OpenOffice is a free suite of office products that feature the same type of functionality as Microsoft Office. OpenOffice contains a word processor, presentation package, database, spreadsheet and drawing application. The Office suite is capable of reading many word processing file and graphics formats, including Microsoft. With OpenOffice, you can create everything from basic word processing documents and greeting cards to an array of labels, both for shipping and for CD and DVD packaging. Learn how to use OpenOffice to create labels for any project you need.


    • 1

      Download and install the free OpenOffice suite (see Resources). Determine the type of label you want to make. OpenOffice Write lets you create mailing labels, CD and DVD labels, and filing labels. There are templates preinstalled with the software, or you can choose from several others by visiting the OpenOffice template library (see Resources).

    • 2

      Go to the "File" menu, choose "New" and select the template option. Browse label templates and select the one you want to use.

    • 3

      Type any text onto the label template you want. This might be your address for a mailing label or the title of a CD for a CD case insert. Use the font menu to format the font style, size and color of your text.

    • 4
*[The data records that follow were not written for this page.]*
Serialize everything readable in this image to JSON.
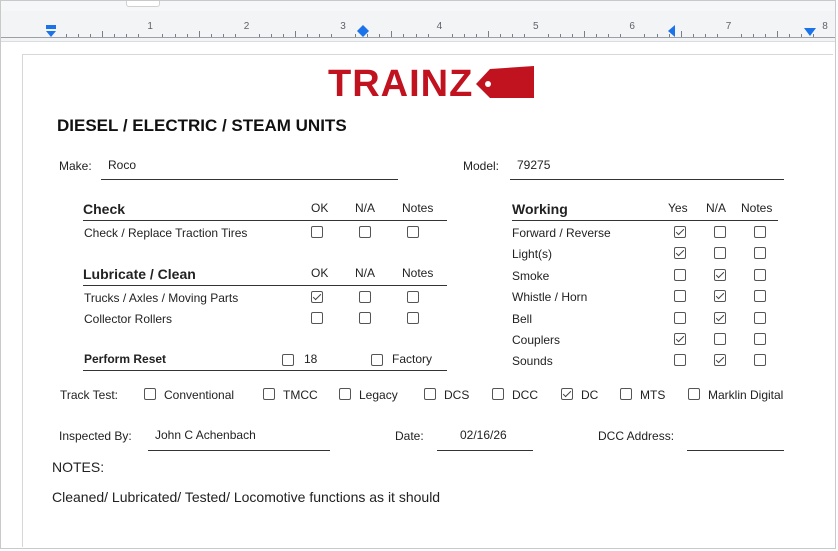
{
  "colors": {
    "brand": "#c1121f",
    "ink": "#222222",
    "ruler_bg": "#f3f4f6",
    "ruler_marker": "#1a73e8"
  },
  "ruler": {
    "numbers": [
      "1",
      "2",
      "3",
      "4",
      "5",
      "6",
      "7",
      "8"
    ]
  },
  "logo": {
    "text": "TRAINZ"
  },
  "title": "DIESEL / ELECTRIC / STEAM UNITS",
  "make": {
    "label": "Make:",
    "value": "Roco"
  },
  "model": {
    "label": "Model:",
    "value": "79275"
  },
  "check": {
    "heading": "Check",
    "columns": [
      "OK",
      "N/A",
      "Notes"
    ],
    "rows": [
      {
        "label": "Check / Replace Traction Tires",
        "checks": [
          false,
          false,
          false
        ]
      }
    ]
  },
  "lubricate": {
    "heading": "Lubricate / Clean",
    "columns": [
      "OK",
      "N/A",
      "Notes"
    ],
    "rows": [
      {
        "label": "Trucks / Axles / Moving Parts",
        "checks": [
          true,
          false,
          false
        ]
      },
      {
        "label": "Collector Rollers",
        "checks": [
          false,
          false,
          false
        ]
      }
    ]
  },
  "reset": {
    "heading": "Perform Reset",
    "options": [
      {
        "label": "18",
        "checked": false
      },
      {
        "label": "Factory",
        "checked": false
      }
    ]
  },
  "working": {
    "heading": "Working",
    "columns": [
      "Yes",
      "N/A",
      "Notes"
    ],
    "rows": [
      {
        "label": "Forward / Reverse",
        "checks": [
          true,
          false,
          false
        ]
      },
      {
        "label": "Light(s)",
        "checks": [
          true,
          false,
          false
        ]
      },
      {
        "label": "Smoke",
        "checks": [
          false,
          true,
          false
        ]
      },
      {
        "label": "Whistle / Horn",
        "checks": [
          false,
          true,
          false
        ]
      },
      {
        "label": "Bell",
        "checks": [
          false,
          true,
          false
        ]
      },
      {
        "label": "Couplers",
        "checks": [
          true,
          false,
          false
        ]
      },
      {
        "label": "Sounds",
        "checks": [
          false,
          true,
          false
        ]
      }
    ]
  },
  "track_test": {
    "label": "Track Test:",
    "options": [
      {
        "label": "Conventional",
        "checked": false
      },
      {
        "label": "TMCC",
        "checked": false
      },
      {
        "label": "Legacy",
        "checked": false
      },
      {
        "label": "DCS",
        "checked": false
      },
      {
        "label": "DCC",
        "checked": false
      },
      {
        "label": "DC",
        "checked": true
      },
      {
        "label": "MTS",
        "checked": false
      },
      {
        "label": "Marklin Digital",
        "checked": false
      }
    ]
  },
  "inspected_by": {
    "label": "Inspected By:",
    "value": "John C Achenbach"
  },
  "date": {
    "label": "Date:",
    "value": "02/16/26"
  },
  "dcc_address": {
    "label": "DCC Address:",
    "value": ""
  },
  "notes": {
    "label": "NOTES:",
    "text": "Cleaned/ Lubricated/ Tested/  Locomotive functions as it should"
  }
}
      Add a border or a graphic to your label from the "Insert" menus if you like. You can set the width and color of the border from here as well. OpenOffice reads all the popular graphics images. You can browse to the folder where your image is, select it and insert it into your label.

    • 5
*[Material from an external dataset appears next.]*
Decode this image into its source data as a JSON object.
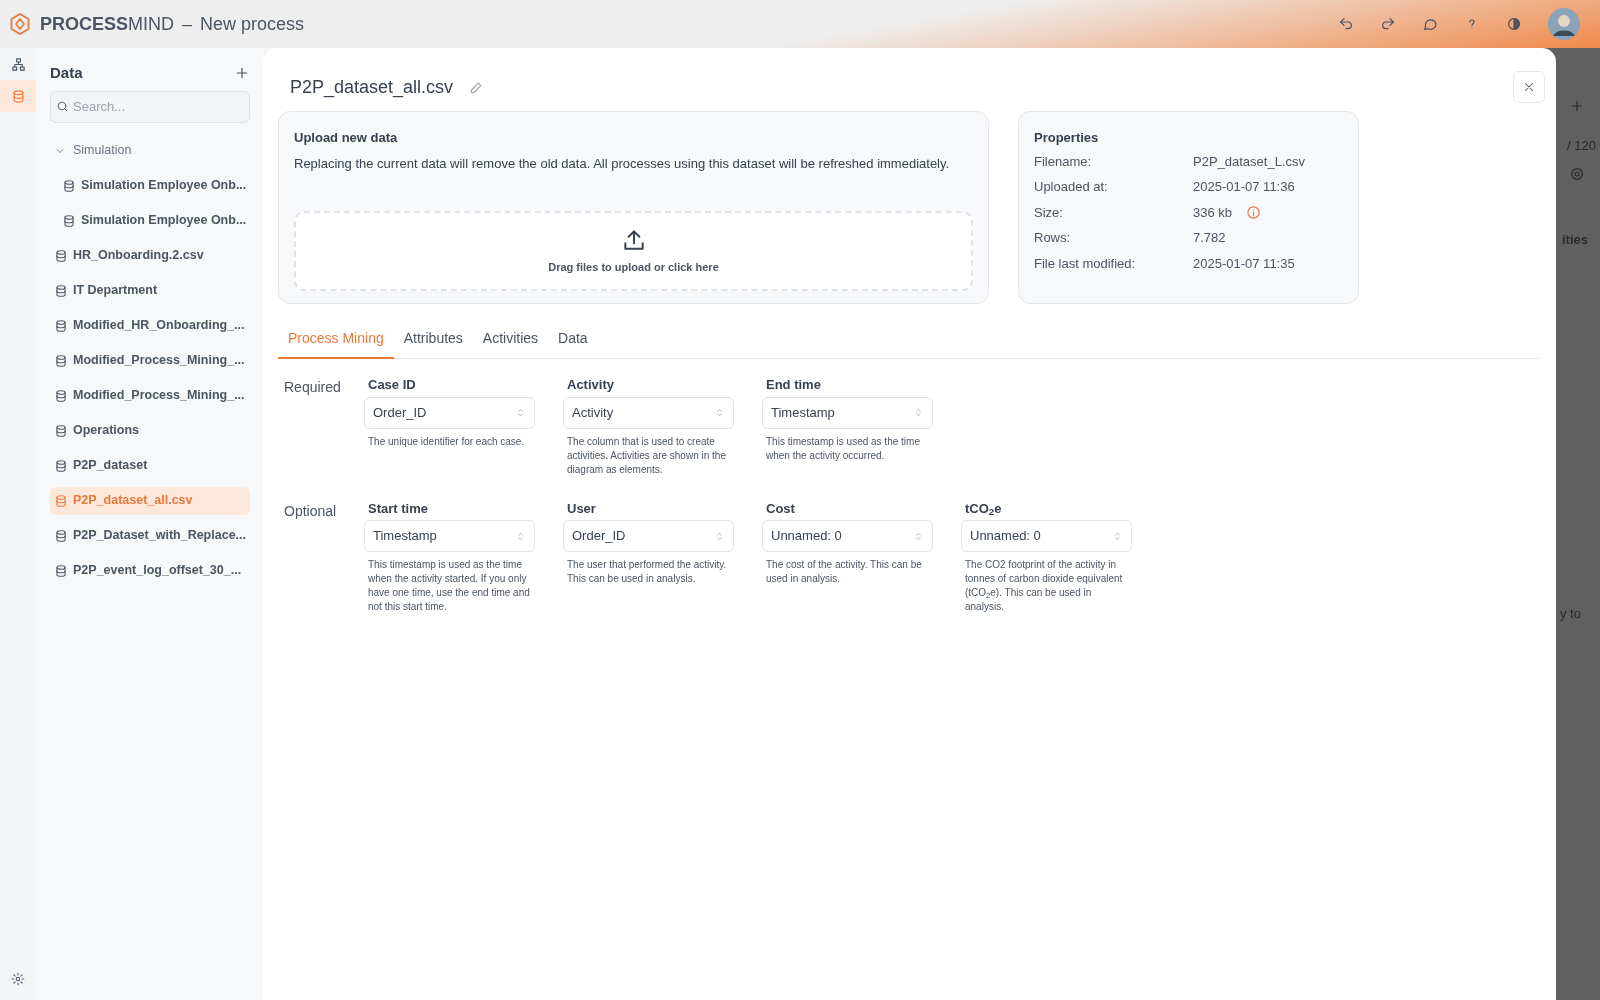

      Save your labels and print them on label paper you can get at an office supply store. The sizes of the labels are indicated and match standard sizes of label printer paper, including Avery brand, which makes an extensive line of labels.

Related Searches


You May Also Like

Related Ads

Related Searches
View Blog Post

Geek Vs Geek: Windows 10: Should You Want Microsoft’s Next Contentious OS?